◆ **Task description**: How many lines of the data contain the word "icon"? Give only that number.

Collection entries:

※ ※ ※

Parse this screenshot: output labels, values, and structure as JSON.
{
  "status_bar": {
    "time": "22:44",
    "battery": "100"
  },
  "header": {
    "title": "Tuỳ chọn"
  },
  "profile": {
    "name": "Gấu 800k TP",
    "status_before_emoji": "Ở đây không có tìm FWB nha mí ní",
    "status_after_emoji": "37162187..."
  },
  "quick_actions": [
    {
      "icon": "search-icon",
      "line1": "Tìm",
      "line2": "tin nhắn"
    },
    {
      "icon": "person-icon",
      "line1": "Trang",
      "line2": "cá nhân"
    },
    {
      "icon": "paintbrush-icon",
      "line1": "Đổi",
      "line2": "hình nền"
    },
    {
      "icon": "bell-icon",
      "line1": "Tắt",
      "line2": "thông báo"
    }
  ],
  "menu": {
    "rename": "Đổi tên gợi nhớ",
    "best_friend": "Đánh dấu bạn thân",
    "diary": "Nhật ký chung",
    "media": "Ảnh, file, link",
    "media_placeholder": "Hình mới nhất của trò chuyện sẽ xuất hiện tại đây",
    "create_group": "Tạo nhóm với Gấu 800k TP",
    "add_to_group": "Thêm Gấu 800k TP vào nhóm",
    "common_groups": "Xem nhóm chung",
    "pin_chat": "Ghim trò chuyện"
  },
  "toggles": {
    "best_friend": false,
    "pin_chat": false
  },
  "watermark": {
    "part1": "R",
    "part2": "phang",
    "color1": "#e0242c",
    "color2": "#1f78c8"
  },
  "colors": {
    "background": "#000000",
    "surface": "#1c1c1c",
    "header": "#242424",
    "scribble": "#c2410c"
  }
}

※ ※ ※

◆ **Exercise answer**: 4